* [To do] If a line of the records holds the word "JSON", copy it out.
START Data supplied
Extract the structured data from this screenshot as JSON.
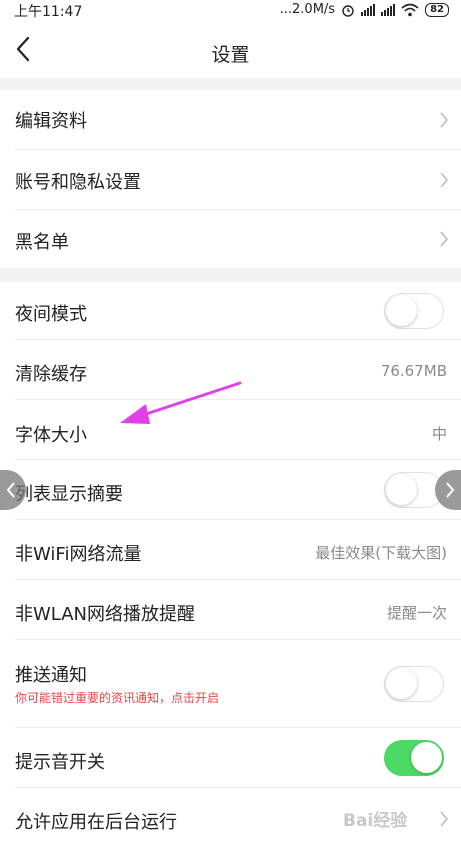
{
  "status_bar": {
    "time": "上午11:47",
    "network_speed": "...2.0M/s",
    "battery": "82"
  },
  "header": {
    "title": "设置",
    "back_icon": "chevron-left-icon"
  },
  "settings": {
    "edit_profile": {
      "label": "编辑资料"
    },
    "account_privacy": {
      "label": "账号和隐私设置"
    },
    "blacklist": {
      "label": "黑名单"
    },
    "night_mode": {
      "label": "夜间模式",
      "enabled": false
    },
    "clear_cache": {
      "label": "清除缓存",
      "value": "76.67MB"
    },
    "font_size": {
      "label": "字体大小",
      "value": "中"
    },
    "list_summary": {
      "label": "列表显示摘要",
      "enabled": false
    },
    "non_wifi_traffic": {
      "label": "非WiFi网络流量",
      "value": "最佳效果(下载大图)"
    },
    "non_wlan_play_reminder": {
      "label": "非WLAN网络播放提醒",
      "value": "提醒一次"
    },
    "push_notification": {
      "label": "推送通知",
      "sublabel": "你可能错过重要的资讯通知，点击开启",
      "enabled": false
    },
    "sound_switch": {
      "label": "提示音开关",
      "enabled": true
    },
    "background_run": {
      "label": "允许应用在后台运行"
    }
  },
  "annotation": {
    "arrow_color": "#e040e8"
  },
  "watermark": "Bai经验",
  "colors": {
    "toggle_on": "#4cd964",
    "section_gap": "#f3f3f3",
    "warning_text": "#e6484d",
    "value_text": "#8a8a8a"
  }
}
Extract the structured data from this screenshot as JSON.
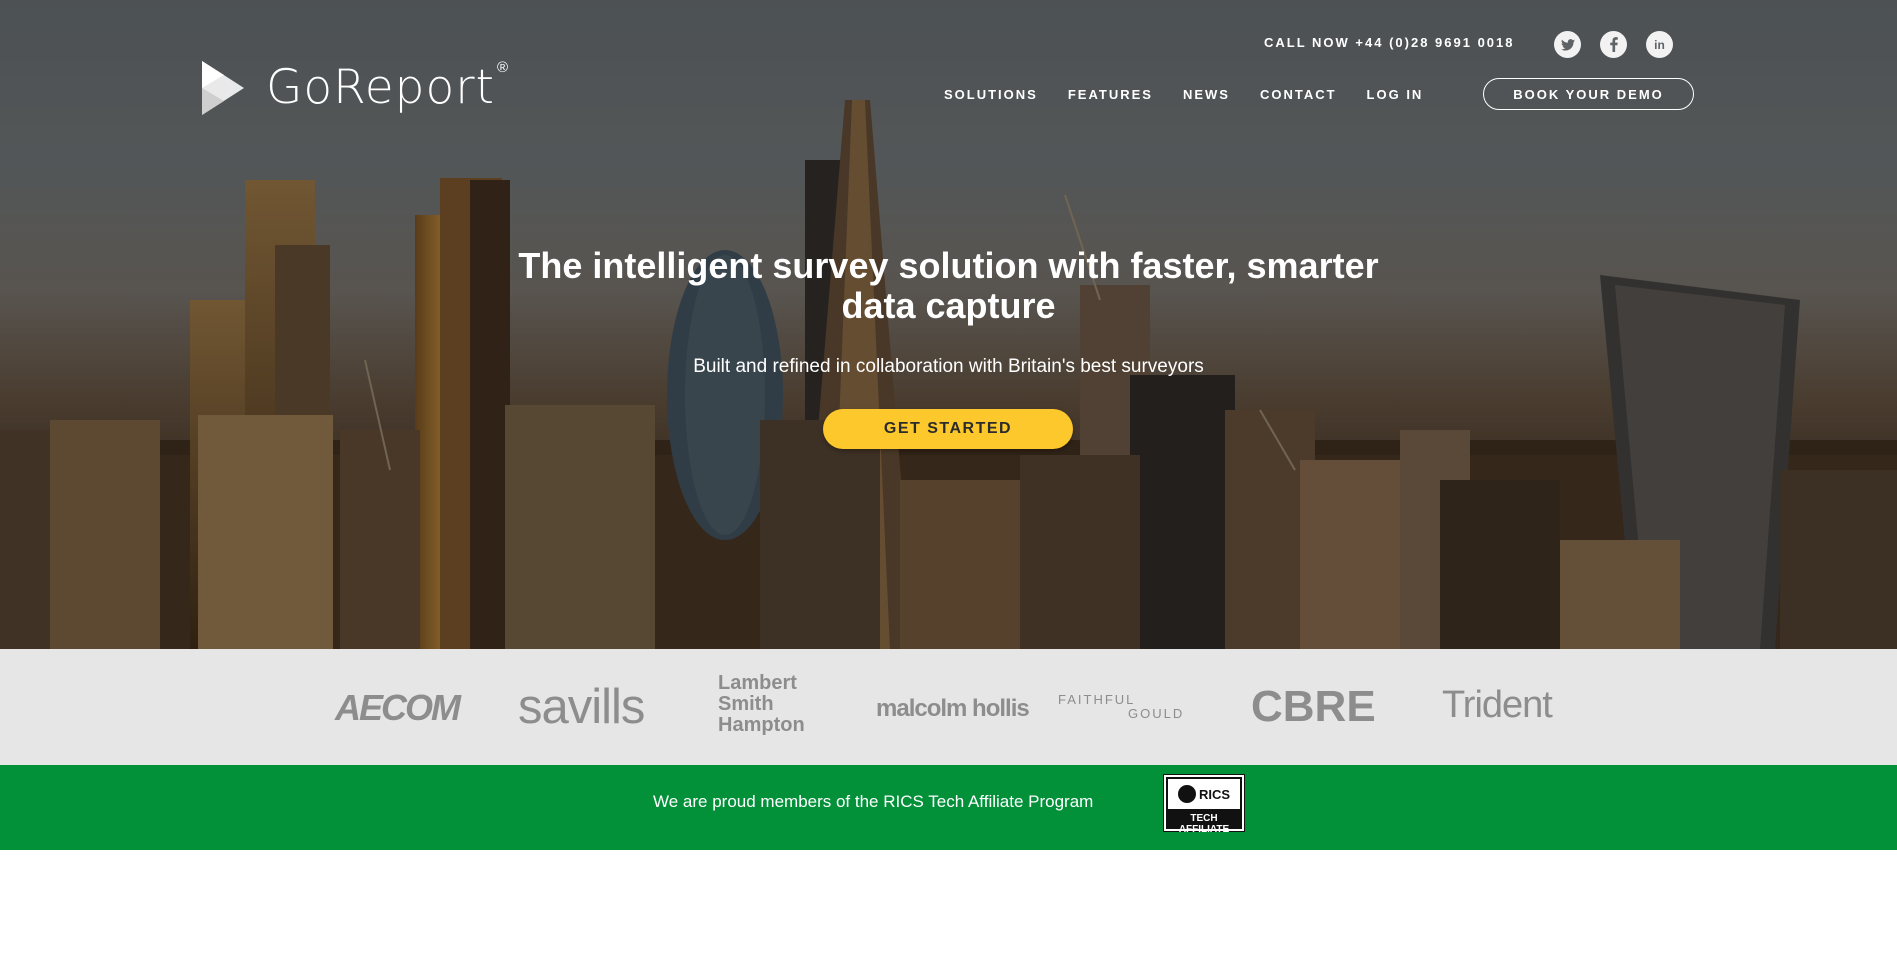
{
  "header": {
    "logo_text": "GoReport",
    "logo_reg": "®",
    "call_now": "CALL NOW +44 (0)28 9691 0018",
    "social": {
      "twitter": "twitter-icon",
      "facebook": "facebook-icon",
      "linkedin": "linkedin-icon"
    },
    "nav": [
      "SOLUTIONS",
      "FEATURES",
      "NEWS",
      "CONTACT",
      "LOG IN"
    ],
    "demo_button": "BOOK YOUR DEMO"
  },
  "hero": {
    "headline_line1": "The intelligent survey solution with faster, smarter",
    "headline_line2": "data capture",
    "subline": "Built and refined in collaboration with Britain's best surveyors",
    "cta": "GET STARTED",
    "cta_color": "#fcc82b"
  },
  "clients": {
    "aecom": "AECOM",
    "savills": "savills",
    "lsh_1": "Lambert",
    "lsh_2": "Smith",
    "lsh_3": "Hampton",
    "malcolm": "malcolm hollis",
    "faithful_1": "FAITHFUL",
    "faithful_2": "GOULD",
    "cbre": "CBRE",
    "trident": "Trident"
  },
  "rics": {
    "text": "We are proud members of the RICS Tech Affiliate Program",
    "badge_top": "RICS",
    "badge_bottom": "TECH AFFILIATE",
    "bar_color": "#029139"
  }
}
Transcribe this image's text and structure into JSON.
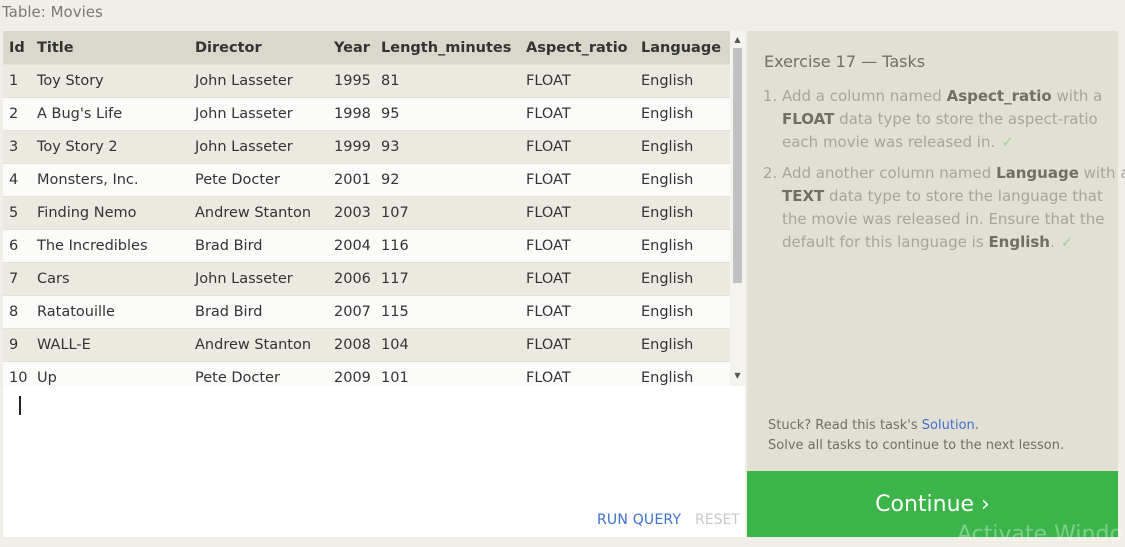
{
  "table": {
    "caption": "Table: Movies",
    "columns": [
      "Id",
      "Title",
      "Director",
      "Year",
      "Length_minutes",
      "Aspect_ratio",
      "Language"
    ],
    "rows": [
      [
        "1",
        "Toy Story",
        "John Lasseter",
        "1995",
        "81",
        "FLOAT",
        "English"
      ],
      [
        "2",
        "A Bug's Life",
        "John Lasseter",
        "1998",
        "95",
        "FLOAT",
        "English"
      ],
      [
        "3",
        "Toy Story 2",
        "John Lasseter",
        "1999",
        "93",
        "FLOAT",
        "English"
      ],
      [
        "4",
        "Monsters, Inc.",
        "Pete Docter",
        "2001",
        "92",
        "FLOAT",
        "English"
      ],
      [
        "5",
        "Finding Nemo",
        "Andrew Stanton",
        "2003",
        "107",
        "FLOAT",
        "English"
      ],
      [
        "6",
        "The Incredibles",
        "Brad Bird",
        "2004",
        "116",
        "FLOAT",
        "English"
      ],
      [
        "7",
        "Cars",
        "John Lasseter",
        "2006",
        "117",
        "FLOAT",
        "English"
      ],
      [
        "8",
        "Ratatouille",
        "Brad Bird",
        "2007",
        "115",
        "FLOAT",
        "English"
      ],
      [
        "9",
        "WALL-E",
        "Andrew Stanton",
        "2008",
        "104",
        "FLOAT",
        "English"
      ],
      [
        "10",
        "Up",
        "Pete Docter",
        "2009",
        "101",
        "FLOAT",
        "English"
      ]
    ]
  },
  "scrollbar": {
    "up_arrow": "▲",
    "down_arrow": "▼"
  },
  "editor": {
    "run_label": "RUN QUERY",
    "reset_label": "RESET"
  },
  "tasks": {
    "title": "Exercise 17 — Tasks",
    "task1": {
      "pre": "Add a column named ",
      "b1": "Aspect_ratio",
      "mid": " with a ",
      "b2": "FLOAT",
      "post": " data type to store the aspect-ratio each movie was released in.",
      "check": "✓"
    },
    "task2": {
      "pre": "Add another column named ",
      "b1": "Language",
      "mid": " with a ",
      "b2": "TEXT",
      "post": " data type to store the language that the movie was released in. Ensure that the default for this language is ",
      "b3": "English",
      "end": ".",
      "check": "✓"
    },
    "stuck_pre": "Stuck? Read this task's ",
    "solution_link": "Solution",
    "stuck_post": ".",
    "solve_all": "Solve all tasks to continue to the next lesson."
  },
  "continue_label": "Continue ›",
  "watermark": "Activate Windows",
  "colors": {
    "accent_green": "#3bb54a",
    "link_blue": "#3f6fd0",
    "header_bg": "#d9d8ca",
    "panel_bg": "#e2e0d5"
  }
}
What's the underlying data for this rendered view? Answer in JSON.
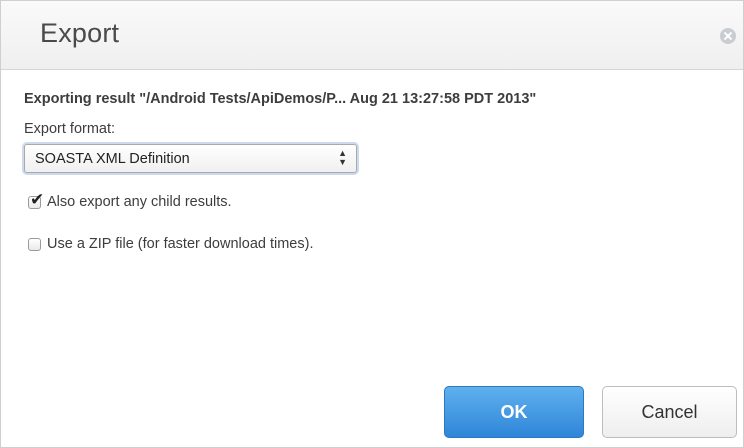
{
  "dialog": {
    "title": "Export",
    "close_icon": "close-circle-icon",
    "exporting_text": "Exporting result \"/Android Tests/ApiDemos/P... Aug 21 13:27:58 PDT 2013\"",
    "format_label": "Export format:",
    "format_select": {
      "value": "SOASTA XML Definition",
      "arrows": "▲▼"
    },
    "options": [
      {
        "label": "Also export any child results.",
        "checked": true
      },
      {
        "label": "Use a ZIP file (for faster download times).",
        "checked": false
      }
    ],
    "buttons": {
      "ok_label": "OK",
      "cancel_label": "Cancel"
    }
  },
  "colors": {
    "primary_button": "#3a91e0",
    "title_bar": "#f4f4f4"
  }
}
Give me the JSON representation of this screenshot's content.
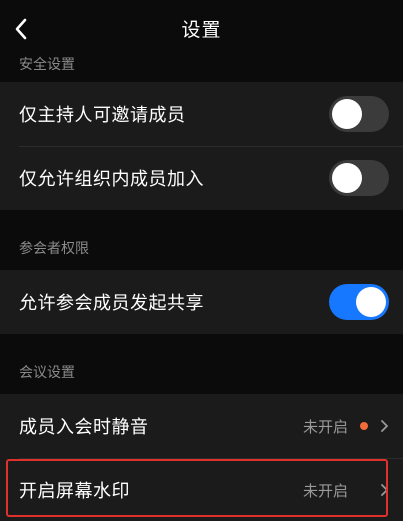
{
  "header": {
    "title": "设置",
    "back_icon": "chevron-left-icon"
  },
  "sections": {
    "security": {
      "label": "安全设置",
      "items": [
        {
          "label": "仅主持人可邀请成员",
          "toggle": false
        },
        {
          "label": "仅允许组织内成员加入",
          "toggle": false
        }
      ]
    },
    "participants": {
      "label": "参会者权限",
      "items": [
        {
          "label": "允许参会成员发起共享",
          "toggle": true
        }
      ]
    },
    "meeting": {
      "label": "会议设置",
      "items": [
        {
          "label": "成员入会时静音",
          "value": "未开启",
          "has_dot": true
        },
        {
          "label": "开启屏幕水印",
          "value": "未开启",
          "has_dot": false
        }
      ]
    }
  },
  "colors": {
    "accent": "#1677ff",
    "dot": "#f26b3a",
    "highlight": "#e0302a"
  }
}
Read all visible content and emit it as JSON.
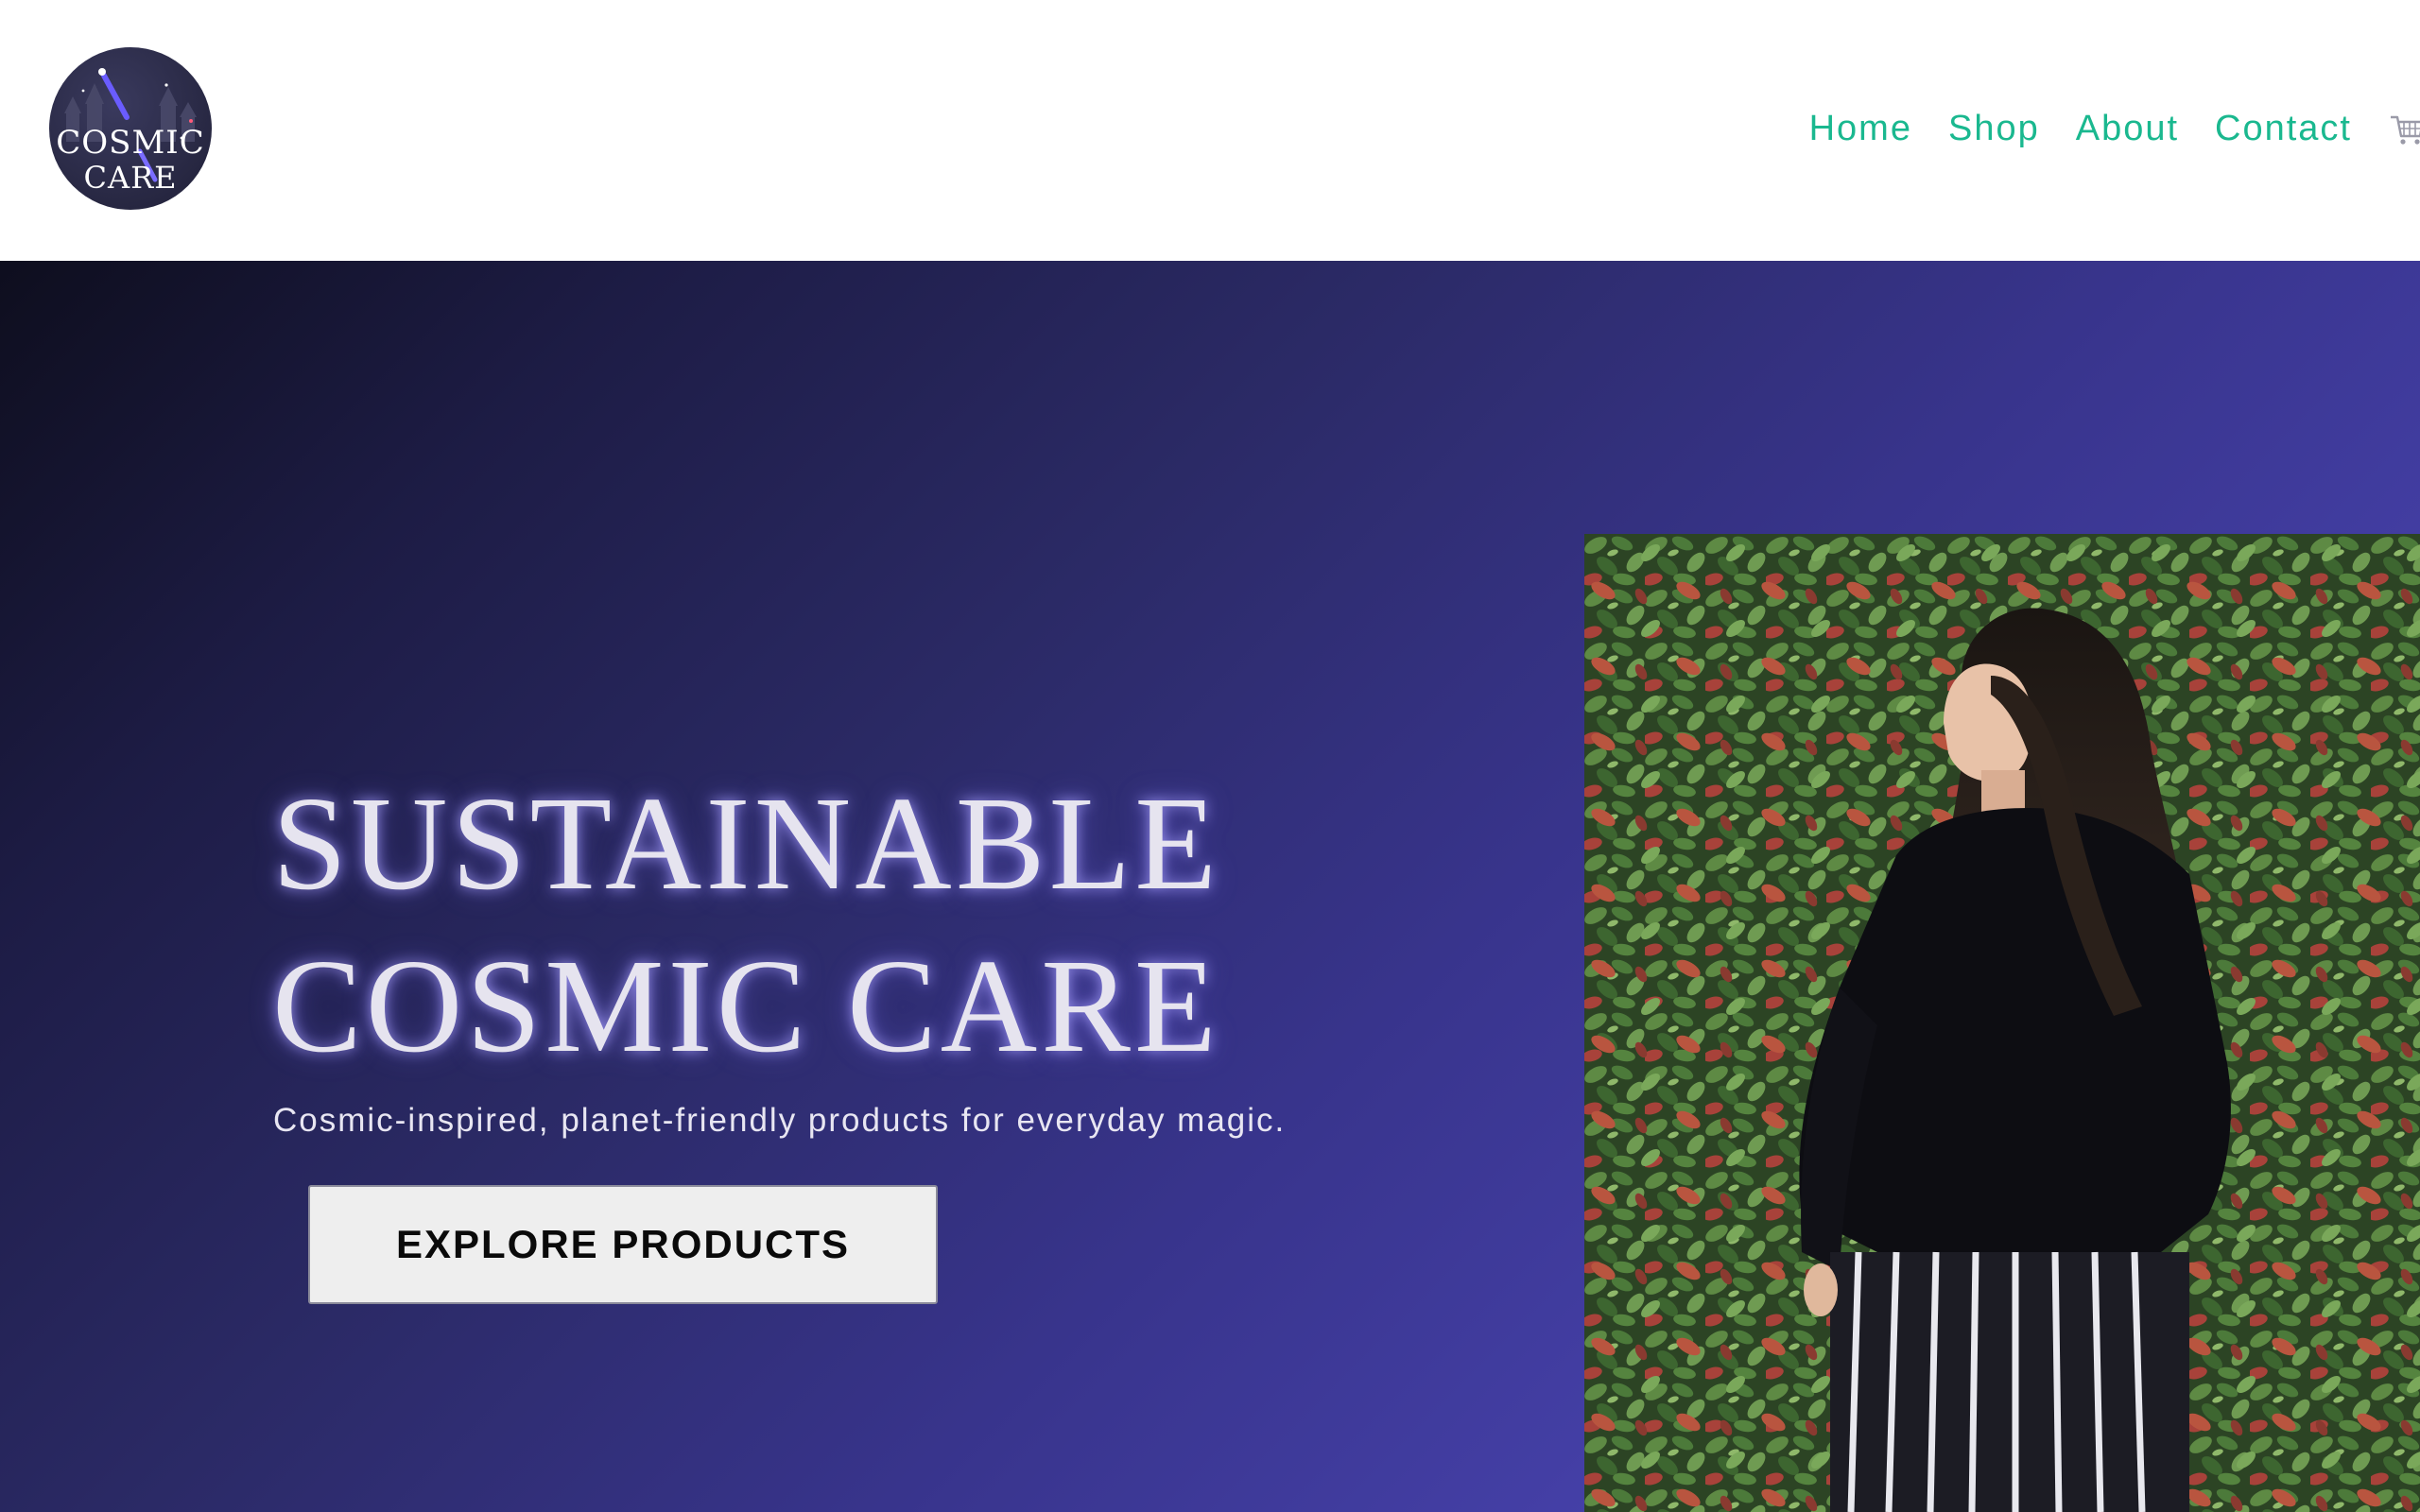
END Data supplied
* [Answer section]
Extract the structured data from this screenshot as JSON.
Extract the structured data from this screenshot as JSON.
Transcribe this image's text and structure into JSON.
What's the underlying data for this rendered view? Answer in JSON.
Give me the JSON representation of this screenshot's content.
Read all visible content and emit it as JSON.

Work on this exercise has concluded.